This is a big week for Google. Its new mobile phone software called Android is debuting, and there will be much debate about whether this much hyped project is going to get any traction. But that discussion may get drowned out by another. It seems as if everywhere you turn in the past two weeks, someone is wringing their hands about Google, the monopolist.
Google is trying to get a mega advertising deal with Yahoo approved by the Justice Department. Advertising agencies, a bunch of big and small advertisers and - big surprise - Microsoft, are all crying that Google is hell bent on world domination and want the deal blocked. Google says the accusations are ridiculous and has stepped up its defense in recent days to press that point. It says Microsoft isn't really credible on antitrust matters, after all. Moreover, it's hard to be a monopolist when you don't have any pricing power. Google ads are auctioned to the highest bidder, not sold in the conventional sense.
right? Wrong. The truth is, Google has more control over pricing than
it lets on, and it is going to need to do a better job of explaining
that in the coming weeks if it doesn't want to see this deal - and
maybe all future deals - go down in flames.
It is absolutely true that Google's ads are auctioned, but it is also true that Google sets minimum bids for those auctions on an advertiser by advertiser basis. That means that if Google doesn't like you as an advertiser, your price per click - the way advertisers bid on Google ads - will have to be higher to get top placement in search results than an advertiser Google likes a lot.
How do you know whether Google likes you or not, if you're an advertiser? The answer to that question used to be clear. If your ad was popular, it meant Google liked you, and you had to pay less per click than if your ad was unpopular. If your ad was unpopular, it often didn't get listed at all. But you knew what to do. You made it better and tried again. Advertisers whined about all this at first, but when they saw how much better their ads performed compared to other networks, like Yahoo's, they shut up. Indeed, Google's obsession with ad's quality is at the root of why it is such a successful company.
So what's different? Google has made the way it measures ad quality a lot more complicated, and it hasn't done a very good job of letting advertisers understand what all those variables are and how each one affects the overall measurement of ad quality. For example, part of an ad's quality score now depends on whether dozens of raters working for Google around the world like your site and the ads on your site. Google's position is that it doesn't want users clicking on Google ads and getting taken to sites that aren't "useful." Google says this approach improves the user experience, and it probably does. However, the changes also mean that it has become harder and harder for advertisers to understand how to tweak their search ads to get the best placement - and they no longer have any real choice about where else to go.
I don't believe that Google is becoming another Microsoft. It is not using its position to unfairly crush competitors. Indeed, part of he reason Google added so many quality measures to its ad bidding process

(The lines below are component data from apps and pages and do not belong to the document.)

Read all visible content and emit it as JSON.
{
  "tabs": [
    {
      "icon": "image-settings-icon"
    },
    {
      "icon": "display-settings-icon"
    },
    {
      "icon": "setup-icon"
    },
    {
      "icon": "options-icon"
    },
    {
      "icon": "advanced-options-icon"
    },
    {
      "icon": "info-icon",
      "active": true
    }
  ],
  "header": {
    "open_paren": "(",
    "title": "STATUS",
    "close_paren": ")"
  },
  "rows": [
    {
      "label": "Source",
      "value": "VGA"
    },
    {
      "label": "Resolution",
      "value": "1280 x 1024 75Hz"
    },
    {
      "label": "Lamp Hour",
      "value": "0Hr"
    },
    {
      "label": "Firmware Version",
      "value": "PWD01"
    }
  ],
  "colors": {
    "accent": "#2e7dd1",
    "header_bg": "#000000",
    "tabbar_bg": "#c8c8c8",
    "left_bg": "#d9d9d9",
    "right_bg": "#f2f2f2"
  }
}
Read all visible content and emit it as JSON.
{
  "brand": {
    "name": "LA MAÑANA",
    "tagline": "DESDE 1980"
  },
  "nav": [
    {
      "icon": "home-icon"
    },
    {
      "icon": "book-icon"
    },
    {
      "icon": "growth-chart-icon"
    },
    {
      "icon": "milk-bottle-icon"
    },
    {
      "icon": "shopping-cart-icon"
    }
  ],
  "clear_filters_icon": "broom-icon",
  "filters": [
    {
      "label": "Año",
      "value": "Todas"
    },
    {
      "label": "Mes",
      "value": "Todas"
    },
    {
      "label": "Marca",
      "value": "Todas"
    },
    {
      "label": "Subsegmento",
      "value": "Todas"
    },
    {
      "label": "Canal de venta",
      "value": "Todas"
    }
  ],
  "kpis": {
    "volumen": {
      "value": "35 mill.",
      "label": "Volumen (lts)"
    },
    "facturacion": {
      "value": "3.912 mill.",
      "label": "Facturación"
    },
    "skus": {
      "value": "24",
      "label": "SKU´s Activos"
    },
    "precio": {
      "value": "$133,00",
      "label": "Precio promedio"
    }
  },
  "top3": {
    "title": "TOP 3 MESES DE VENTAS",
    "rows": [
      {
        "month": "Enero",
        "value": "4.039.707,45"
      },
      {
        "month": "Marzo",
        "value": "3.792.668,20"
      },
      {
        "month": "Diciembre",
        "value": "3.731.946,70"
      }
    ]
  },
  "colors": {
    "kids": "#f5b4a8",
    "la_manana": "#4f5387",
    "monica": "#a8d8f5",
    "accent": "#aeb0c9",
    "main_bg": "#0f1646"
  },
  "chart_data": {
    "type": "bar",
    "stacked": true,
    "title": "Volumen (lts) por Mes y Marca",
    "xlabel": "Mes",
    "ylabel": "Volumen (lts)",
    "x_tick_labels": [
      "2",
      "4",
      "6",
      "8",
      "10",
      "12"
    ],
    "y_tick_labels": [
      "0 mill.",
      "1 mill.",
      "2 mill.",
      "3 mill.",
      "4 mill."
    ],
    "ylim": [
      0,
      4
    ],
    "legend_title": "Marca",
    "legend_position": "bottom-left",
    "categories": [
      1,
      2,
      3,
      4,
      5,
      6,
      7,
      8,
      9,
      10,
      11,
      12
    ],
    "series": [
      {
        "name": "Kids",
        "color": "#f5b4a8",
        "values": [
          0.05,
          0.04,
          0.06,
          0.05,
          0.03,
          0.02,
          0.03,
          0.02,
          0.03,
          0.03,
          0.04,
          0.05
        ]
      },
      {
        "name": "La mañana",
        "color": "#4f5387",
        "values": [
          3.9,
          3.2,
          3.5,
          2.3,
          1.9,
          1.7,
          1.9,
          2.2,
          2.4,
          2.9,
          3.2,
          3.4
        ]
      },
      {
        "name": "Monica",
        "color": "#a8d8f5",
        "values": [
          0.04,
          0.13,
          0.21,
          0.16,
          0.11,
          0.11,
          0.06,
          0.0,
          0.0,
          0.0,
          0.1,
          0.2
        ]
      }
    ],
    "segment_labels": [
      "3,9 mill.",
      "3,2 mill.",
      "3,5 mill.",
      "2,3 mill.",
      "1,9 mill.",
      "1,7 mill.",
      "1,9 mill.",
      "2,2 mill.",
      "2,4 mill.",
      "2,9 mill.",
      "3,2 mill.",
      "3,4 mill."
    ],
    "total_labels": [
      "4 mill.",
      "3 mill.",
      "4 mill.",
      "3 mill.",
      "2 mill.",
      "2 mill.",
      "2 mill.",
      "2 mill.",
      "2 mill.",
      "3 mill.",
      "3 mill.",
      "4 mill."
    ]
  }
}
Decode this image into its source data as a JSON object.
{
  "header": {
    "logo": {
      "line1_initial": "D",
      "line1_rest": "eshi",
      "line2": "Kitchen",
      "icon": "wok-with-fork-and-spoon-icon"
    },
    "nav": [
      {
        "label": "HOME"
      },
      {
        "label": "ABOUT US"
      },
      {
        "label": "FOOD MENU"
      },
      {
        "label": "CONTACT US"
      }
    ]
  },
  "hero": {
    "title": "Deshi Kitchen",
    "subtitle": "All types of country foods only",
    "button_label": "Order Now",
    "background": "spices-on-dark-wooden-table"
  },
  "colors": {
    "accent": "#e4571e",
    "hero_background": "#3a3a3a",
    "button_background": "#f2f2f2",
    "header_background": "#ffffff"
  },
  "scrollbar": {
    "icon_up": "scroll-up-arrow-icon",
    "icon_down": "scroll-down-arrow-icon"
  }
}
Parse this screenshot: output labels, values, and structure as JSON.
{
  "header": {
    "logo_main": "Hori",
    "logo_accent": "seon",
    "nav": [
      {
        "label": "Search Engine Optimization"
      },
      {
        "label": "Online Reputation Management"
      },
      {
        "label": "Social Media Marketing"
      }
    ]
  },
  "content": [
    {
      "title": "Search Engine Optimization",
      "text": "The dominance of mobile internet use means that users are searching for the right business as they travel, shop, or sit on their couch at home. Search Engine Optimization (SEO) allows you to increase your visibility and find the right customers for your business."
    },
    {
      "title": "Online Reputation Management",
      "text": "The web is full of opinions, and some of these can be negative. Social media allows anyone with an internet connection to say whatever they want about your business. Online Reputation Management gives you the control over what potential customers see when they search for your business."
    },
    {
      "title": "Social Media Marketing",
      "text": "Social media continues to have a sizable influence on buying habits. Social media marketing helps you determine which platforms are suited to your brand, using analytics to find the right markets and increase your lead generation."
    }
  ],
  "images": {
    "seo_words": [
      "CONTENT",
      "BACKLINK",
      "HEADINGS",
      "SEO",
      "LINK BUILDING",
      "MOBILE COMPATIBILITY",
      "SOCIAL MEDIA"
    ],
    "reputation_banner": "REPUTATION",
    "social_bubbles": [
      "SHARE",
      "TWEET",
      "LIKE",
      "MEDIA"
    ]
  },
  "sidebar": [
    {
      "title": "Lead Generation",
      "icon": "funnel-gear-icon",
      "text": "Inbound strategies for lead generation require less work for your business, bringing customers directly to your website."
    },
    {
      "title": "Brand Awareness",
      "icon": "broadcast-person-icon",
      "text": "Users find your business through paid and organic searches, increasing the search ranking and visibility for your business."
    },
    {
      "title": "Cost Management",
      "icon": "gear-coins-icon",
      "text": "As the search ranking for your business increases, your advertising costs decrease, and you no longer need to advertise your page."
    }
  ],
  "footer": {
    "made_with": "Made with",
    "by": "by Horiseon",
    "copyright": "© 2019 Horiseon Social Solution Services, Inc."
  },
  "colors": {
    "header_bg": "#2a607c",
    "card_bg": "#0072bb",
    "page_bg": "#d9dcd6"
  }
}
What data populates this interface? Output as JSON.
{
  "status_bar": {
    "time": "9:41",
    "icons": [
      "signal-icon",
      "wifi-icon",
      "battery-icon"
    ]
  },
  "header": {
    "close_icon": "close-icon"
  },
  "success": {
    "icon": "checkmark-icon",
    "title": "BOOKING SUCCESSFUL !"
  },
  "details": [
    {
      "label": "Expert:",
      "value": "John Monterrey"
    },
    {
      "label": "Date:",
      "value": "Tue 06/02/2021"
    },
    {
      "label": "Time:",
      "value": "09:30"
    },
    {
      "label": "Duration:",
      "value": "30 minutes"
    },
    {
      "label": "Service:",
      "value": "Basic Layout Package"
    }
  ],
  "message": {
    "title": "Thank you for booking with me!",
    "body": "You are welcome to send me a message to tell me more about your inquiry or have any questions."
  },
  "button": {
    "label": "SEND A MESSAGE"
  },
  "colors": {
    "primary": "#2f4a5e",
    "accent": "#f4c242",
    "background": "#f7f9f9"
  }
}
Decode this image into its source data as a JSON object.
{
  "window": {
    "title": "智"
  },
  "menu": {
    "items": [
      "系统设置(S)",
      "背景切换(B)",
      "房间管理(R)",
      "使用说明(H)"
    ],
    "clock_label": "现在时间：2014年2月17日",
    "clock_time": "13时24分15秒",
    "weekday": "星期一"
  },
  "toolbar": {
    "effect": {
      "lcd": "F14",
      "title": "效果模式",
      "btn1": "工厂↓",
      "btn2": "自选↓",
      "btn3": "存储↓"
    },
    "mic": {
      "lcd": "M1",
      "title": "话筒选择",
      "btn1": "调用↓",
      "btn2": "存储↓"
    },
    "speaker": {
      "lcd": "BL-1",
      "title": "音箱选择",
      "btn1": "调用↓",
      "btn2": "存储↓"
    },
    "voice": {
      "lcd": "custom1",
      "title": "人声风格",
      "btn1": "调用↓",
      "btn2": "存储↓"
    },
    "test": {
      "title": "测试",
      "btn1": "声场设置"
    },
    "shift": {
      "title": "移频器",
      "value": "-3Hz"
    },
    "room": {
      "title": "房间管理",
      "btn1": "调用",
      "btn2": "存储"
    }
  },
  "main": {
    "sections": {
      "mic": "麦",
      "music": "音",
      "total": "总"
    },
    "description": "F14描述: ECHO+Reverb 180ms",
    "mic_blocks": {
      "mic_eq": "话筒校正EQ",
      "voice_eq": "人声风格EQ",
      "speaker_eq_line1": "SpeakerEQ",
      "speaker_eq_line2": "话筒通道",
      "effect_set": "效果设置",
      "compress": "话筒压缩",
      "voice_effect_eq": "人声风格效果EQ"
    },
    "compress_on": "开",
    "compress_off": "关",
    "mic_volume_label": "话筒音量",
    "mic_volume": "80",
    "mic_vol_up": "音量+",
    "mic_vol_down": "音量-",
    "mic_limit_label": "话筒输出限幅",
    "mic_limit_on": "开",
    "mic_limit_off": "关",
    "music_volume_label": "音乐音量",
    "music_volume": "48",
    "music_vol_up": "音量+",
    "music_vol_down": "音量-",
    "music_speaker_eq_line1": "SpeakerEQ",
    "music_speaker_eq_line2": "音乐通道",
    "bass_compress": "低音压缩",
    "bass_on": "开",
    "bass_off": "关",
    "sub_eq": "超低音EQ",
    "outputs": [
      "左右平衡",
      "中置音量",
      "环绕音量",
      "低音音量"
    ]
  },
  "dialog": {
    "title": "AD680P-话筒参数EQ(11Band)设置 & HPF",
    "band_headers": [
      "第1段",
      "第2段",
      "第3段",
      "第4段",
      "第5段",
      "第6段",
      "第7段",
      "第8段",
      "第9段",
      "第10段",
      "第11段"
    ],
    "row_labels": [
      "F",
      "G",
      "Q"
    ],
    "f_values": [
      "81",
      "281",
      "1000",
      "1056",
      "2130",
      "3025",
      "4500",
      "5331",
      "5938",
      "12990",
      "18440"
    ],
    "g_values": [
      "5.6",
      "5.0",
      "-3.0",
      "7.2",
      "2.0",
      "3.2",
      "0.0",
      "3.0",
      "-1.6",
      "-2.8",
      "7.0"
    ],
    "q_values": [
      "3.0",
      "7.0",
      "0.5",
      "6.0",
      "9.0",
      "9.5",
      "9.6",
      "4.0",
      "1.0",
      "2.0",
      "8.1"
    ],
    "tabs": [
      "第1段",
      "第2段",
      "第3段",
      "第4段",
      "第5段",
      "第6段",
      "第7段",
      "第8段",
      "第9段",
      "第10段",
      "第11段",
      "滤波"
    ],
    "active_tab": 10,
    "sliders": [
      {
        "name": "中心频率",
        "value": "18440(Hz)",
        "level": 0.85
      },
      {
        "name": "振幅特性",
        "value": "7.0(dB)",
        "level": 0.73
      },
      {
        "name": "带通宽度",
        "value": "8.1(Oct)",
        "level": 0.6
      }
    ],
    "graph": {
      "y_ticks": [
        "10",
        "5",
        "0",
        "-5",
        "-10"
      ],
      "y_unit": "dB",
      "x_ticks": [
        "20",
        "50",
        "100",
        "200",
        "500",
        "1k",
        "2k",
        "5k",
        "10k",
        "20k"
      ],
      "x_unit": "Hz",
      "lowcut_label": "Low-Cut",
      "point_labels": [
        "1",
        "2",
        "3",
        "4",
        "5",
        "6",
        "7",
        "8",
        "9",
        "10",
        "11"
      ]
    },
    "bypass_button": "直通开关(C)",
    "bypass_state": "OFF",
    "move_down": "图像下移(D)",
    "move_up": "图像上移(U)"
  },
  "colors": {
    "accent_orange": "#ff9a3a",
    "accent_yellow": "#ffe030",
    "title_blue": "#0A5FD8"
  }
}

was to stop ad arbitrageurs from gaming its system. And I think Google has succeeded. Indeed, Google executives openly talk about how improvements in ad's quality allows it to show fewer, but better ads. Because the ads work better, both Google and its advertisers benefit.
But the world applies different standards of behavior to corporate heavyweights than to young fast growing companies. When you're the latter, as Google has been for most of the past 10 years, telling your customers that you are doing what's good for them - and delivering - makes you brilliant. When you are the Google of today, it can also make you seem arrogant and pushy.
More transparency would do wonders. Even Google's biggest supporters have criticized it for becoming something of a black box to the outside world. I understand why Google doesn't want to do this. But stubbornness in the face of antitrust cops, as Microsoft will surely attest, enables you to win a few battles, but ultimately lose the war.